Iggy Pop’s song The Passenger springs to mind now that Simon has launched another theme of the month.
In the great tradition of advertisers misunderstanding lyrics, Toyota chose Iggy Pop’s 1977 song to sell the 1997 Avensis, a car so incredibly uninteresting** that even I won’t be caught trying to discover its appeal. The external appearance is as close as you can get to a characterless vehicle while still being convincingly realistic. The theme Toyota were trying to get us to understand was that by being so incredibly relaxing, driving an Avensis was like being a passenger.
To get this across the controls are seen moving by themselves and the passenger (or driver) is seen nodding off in the back or just looking revoltingly self-satisfied. On that superficial level, the ad failed since it really said this is not a car you are ever going to be involved with. Certainly nobody believed the Avensis was going to be so sybaritic an experience as driving one would make you feel as if you’d been nursed to the rear of a Rolls-Royce in a haze of Montrachet.
What I find more interesting is the deeper meaning of the song itself. Toyota thought it was just about passengers. But there’s more. The credits for the song go to Iggy Pop for the lyrics and to Ricky Gardiner for the catchy guitar riff. Mr David Bowie produced it and sung the backing vocals. This happened in 1976 during an exceptionally busy period in Bowie’s career.
As is well known, Bowie was living in Berlin and Iggy Pop, for a time, shared a crumby flat with Bowie at Hauptstrasse 155 (I think Bowie asked him to leave). If Toyota had listened to the song carefully they’d see the text as being a sharp critique of the passenger. He’s sitting behind glass, looking indifferently at the poverty and deprivation outside. It’s not a pretty picture of long drives in the country but of mysterious night time rides in the city’s darker corners.
The implications are of sordid, seamy activities perhaps.
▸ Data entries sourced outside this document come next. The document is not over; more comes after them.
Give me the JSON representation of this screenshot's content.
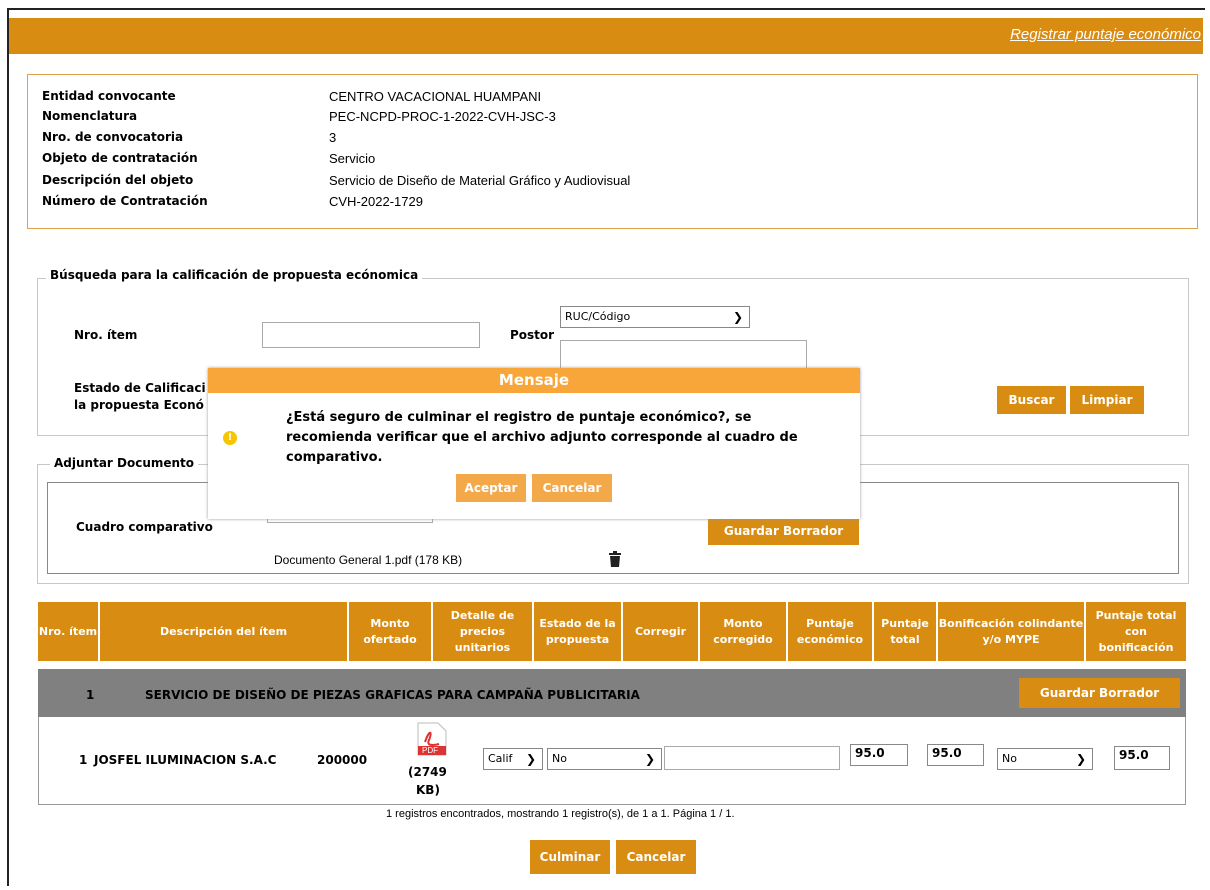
{
  "header": {
    "link": "Registrar puntaje económico"
  },
  "info": {
    "rows": [
      {
        "label": "Entidad convocante",
        "value": "CENTRO VACACIONAL HUAMPANI"
      },
      {
        "label": "Nomenclatura",
        "value": "PEC-NCPD-PROC-1-2022-CVH-JSC-3"
      },
      {
        "label": "Nro. de convocatoria",
        "value": "3"
      },
      {
        "label": "Objeto de contratación",
        "value": "Servicio"
      },
      {
        "label": "Descripción del objeto",
        "value": "Servicio de Diseño de Material Gráfico y Audiovisual"
      },
      {
        "label": "Número de Contratación",
        "value": "CVH-2022-1729"
      }
    ]
  },
  "search": {
    "legend": "Búsqueda para la calificación de propuesta ecónomica",
    "item_label": "Nro. ítem",
    "postor_label": "Postor",
    "postor_select": "RUC/Código",
    "estado_label_1": "Estado de Calificaci",
    "estado_label_2": "la propuesta Econó",
    "buscar": "Buscar",
    "limpiar": "Limpiar"
  },
  "attach": {
    "legend": "Adjuntar Documento",
    "label": "Cuadro comparativo",
    "save_draft": "Guardar Borrador",
    "file": "Documento General 1.pdf (178 KB)"
  },
  "table": {
    "headers": [
      "Nro. ítem",
      "Descripción del ítem",
      "Monto ofertado",
      "Detalle de precios unitarios",
      "Estado de la propuesta",
      "Corregir",
      "Monto corregido",
      "Puntaje económico",
      "Puntaje total",
      "Bonificación colindante y/o MYPE",
      "Puntaje total con bonificación"
    ],
    "group": {
      "num": "1",
      "desc": "SERVICIO DE DISEÑO DE PIEZAS GRAFICAS PARA CAMPAÑA PUBLICITARIA",
      "button": "Guardar Borrador"
    },
    "row": {
      "num": "1",
      "postor": "JOSFEL ILUMINACION S.A.C",
      "monto": "200000",
      "pdf_label": "PDF",
      "pdf_size_1": "(2749",
      "pdf_size_2": "KB)",
      "estado": "Calif",
      "corregir": "No",
      "puntaje_economico": "95.0",
      "puntaje_total": "95.0",
      "bonificacion": "No",
      "puntaje_bonif": "95.0"
    },
    "footer": "1 registros encontrados, mostrando 1 registro(s), de 1 a 1. Página 1 / 1."
  },
  "actions": {
    "culminar": "Culminar",
    "cancelar": "Cancelar"
  },
  "dialog": {
    "title": "Mensaje",
    "line1": "¿Está seguro de culminar el registro de puntaje económico?, se",
    "line2": "recomienda verificar que el archivo adjunto corresponde al cuadro de",
    "line3": "comparativo.",
    "accept": "Aceptar",
    "cancel": "Cancelar"
  },
  "colors": {
    "accent": "#d98c12",
    "dialog_title": "#f8a53a",
    "gray_row": "#808080"
  },
  "icons": [
    "trash-icon",
    "pdf-icon",
    "warning-icon",
    "chevron-down-icon"
  ]
}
Is this passenger collecting hookers? Is he out to score some cocaine? Is he just driving around, bored as only the rich can be, to see just how far he is from the rest of humanity? It’s a picture not of plutocratic luxury but of a person cut off from the rest of the world, imprisoned in some way inside the car, rich but not free. If he gets out he might be torn limb from limb by hungry zombies.
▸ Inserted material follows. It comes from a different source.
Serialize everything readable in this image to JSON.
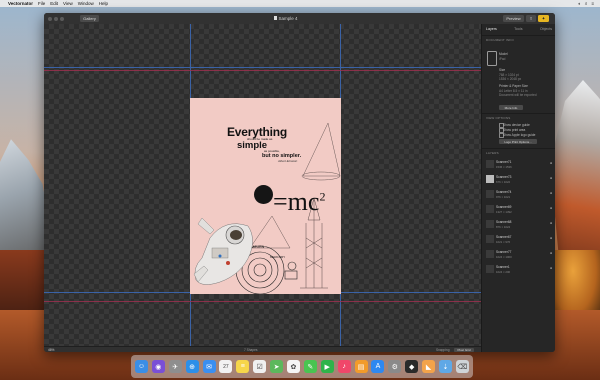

That’s one reading. The other is that perhaps Iggy Pop is singing about David Bowie. Bowie can’t drive and I could imagine the rather impecunious Pop experiencing some jealousy over Bowie’s more exalted position in the rock pantheon. Perhaps the passenger is Pop’s host in Berlin and the car is a Mercedes S –class (see above).
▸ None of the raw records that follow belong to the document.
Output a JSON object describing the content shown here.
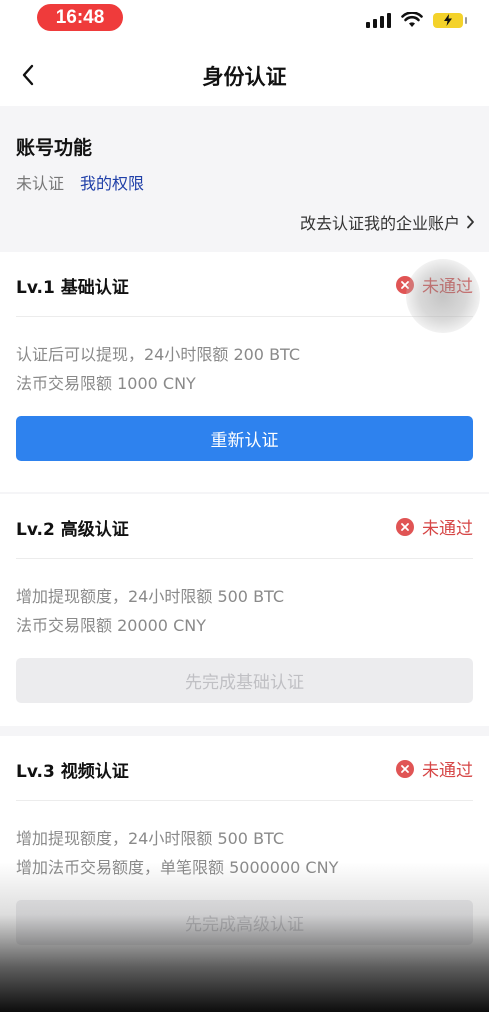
{
  "status_bar": {
    "time": "16:48",
    "icons": [
      "signal-icon",
      "wifi-icon",
      "battery-charging-icon"
    ]
  },
  "nav": {
    "title": "身份认证",
    "back_icon": "chevron-left-icon"
  },
  "account": {
    "title": "账号功能",
    "status": "未认证",
    "permissions_link": "我的权限",
    "enterprise_link": "改去认证我的企业账户"
  },
  "levels": [
    {
      "title": "Lv.1 基础认证",
      "status": "未通过",
      "desc_line1": "认证后可以提现，24小时限额 200 BTC",
      "desc_line2": "法币交易限额 1000 CNY",
      "button": "重新认证",
      "button_enabled": true
    },
    {
      "title": "Lv.2 高级认证",
      "status": "未通过",
      "desc_line1": "增加提现额度，24小时限额 500 BTC",
      "desc_line2": "法币交易限额 20000 CNY",
      "button": "先完成基础认证",
      "button_enabled": false
    },
    {
      "title": "Lv.3 视频认证",
      "status": "未通过",
      "desc_line1": "增加提现额度，24小时限额 500 BTC",
      "desc_line2": "增加法币交易额度，单笔限额 5000000 CNY",
      "button": "先完成高级认证",
      "button_enabled": false
    }
  ],
  "colors": {
    "primary": "#2e82ee",
    "link": "#1f3fa8",
    "error": "#d64646",
    "time_pill": "#ef3b3b"
  }
}
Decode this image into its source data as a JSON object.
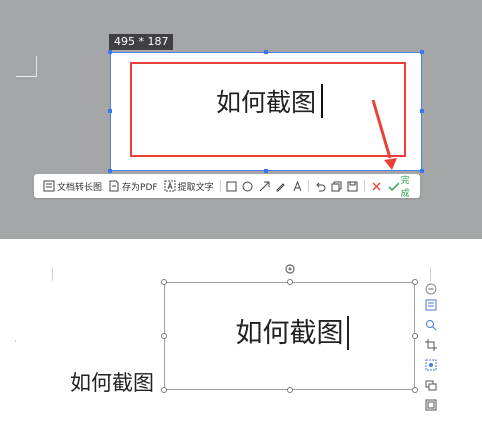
{
  "screenshot_tool": {
    "size_badge": "495 * 187",
    "caption_text": "如何截图",
    "toolbar": {
      "long_image_label": "文档转长图",
      "save_pdf_label": "存为PDF",
      "extract_text_label": "提取文字",
      "shape_tools": [
        "rectangle-icon",
        "ellipse-icon",
        "arrow-icon",
        "pen-icon",
        "text-icon"
      ],
      "action_tools": [
        "undo-icon",
        "copy-icon",
        "save-icon"
      ],
      "cancel_icon": "close-icon",
      "done_label": "完成"
    },
    "colors": {
      "annotation_red": "#e8413a",
      "selection_blue": "#3a78f0",
      "done_green": "#2aa14d"
    }
  },
  "document": {
    "pasted_image_caption": "如何截图",
    "body_text": "如何截图",
    "side_tools": [
      "layout-options-icon",
      "zoom-icon",
      "crop-icon",
      "image-adjust-icon",
      "replace-image-icon",
      "more-options-icon"
    ],
    "collapse_icon": "minus-icon"
  }
}
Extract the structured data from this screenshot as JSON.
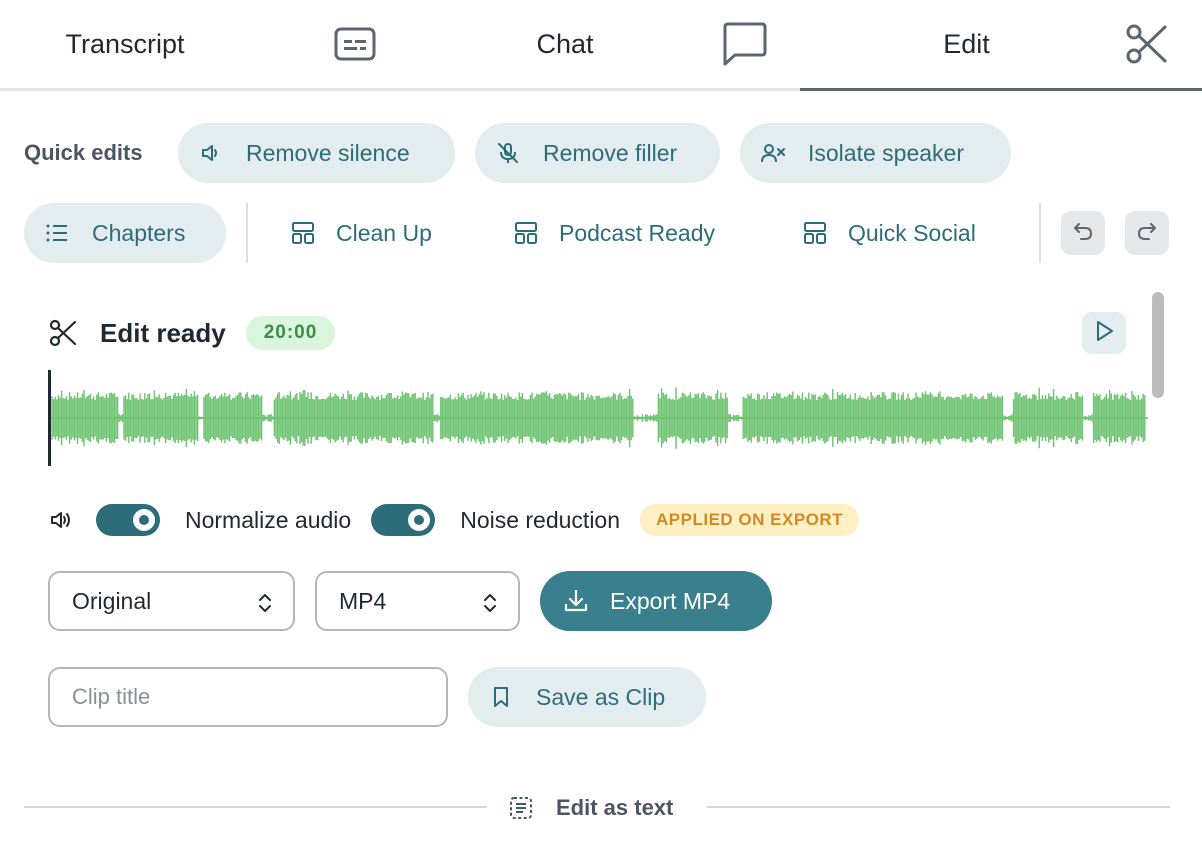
{
  "tabs": [
    {
      "label": "Transcript",
      "icon": "transcript-icon"
    },
    {
      "label": "Chat",
      "icon": "chat-bubble-icon"
    },
    {
      "label": "Edit",
      "icon": "scissors-icon",
      "active": true
    }
  ],
  "quick_edits": {
    "label": "Quick edits",
    "items": [
      {
        "label": "Remove silence",
        "icon": "speaker-icon"
      },
      {
        "label": "Remove filler",
        "icon": "mic-off-icon"
      },
      {
        "label": "Isolate speaker",
        "icon": "user-x-icon"
      }
    ]
  },
  "presets": {
    "chapters": {
      "label": "Chapters",
      "icon": "list-icon"
    },
    "items": [
      {
        "label": "Clean Up",
        "icon": "layout-icon"
      },
      {
        "label": "Podcast Ready",
        "icon": "layout-icon"
      },
      {
        "label": "Quick Social",
        "icon": "layout-icon"
      }
    ],
    "undo_icon": "undo-icon",
    "redo_icon": "redo-icon"
  },
  "editor": {
    "title": "Edit ready",
    "duration": "20:00",
    "play_icon": "play-icon",
    "waveform_color": "#6cc26f"
  },
  "audio": {
    "volume_icon": "volume-icon",
    "normalize_label": "Normalize audio",
    "normalize_on": true,
    "noise_label": "Noise reduction",
    "noise_on": true,
    "export_badge": "APPLIED ON EXPORT"
  },
  "export": {
    "resolution": "Original",
    "format": "MP4",
    "button_label": "Export MP4"
  },
  "clip": {
    "placeholder": "Clip title",
    "value": "",
    "save_label": "Save as Clip"
  },
  "footer": {
    "edit_as_text": "Edit as text"
  },
  "colors": {
    "accent": "#2d6c79",
    "pill_bg": "#e3ecee",
    "badge_green_bg": "#d9f5dc",
    "badge_yellow_bg": "#fcf0c4"
  }
}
Of course, the text of the song refers to winding ocean drives of which Berlin is rather in short supply. But allowing for a little artistic licence, Iggy is just having a little stab at his successful host, or perhaps drawing attention to Bowie’s indifference to the Berlin world in which he is doing his social tourism. I have not read this interpretation elsewhere but it is possible that the song is a mix of all of these ideas. Personally, I can’t help thinking that there was more to Iggy Pop’s relationship with Bowie than just clubs and some song-writing.
Rather, there may have been a tension that came out in the song as a resentment of what, to Pop, might have seemed like Bowie’s easy ride and effortless rise to the top. Thus, we have now several reasons why Toyota’s PR firm might have thought again about using this song with these lyrics to push their sleeping pill: buy a Toyota Avensis and be a callous jerk. Now that’s a fantastic pitch….
**No, seriously. It’s dull. Did you imagine I had some snippet of trivia to reveal down here?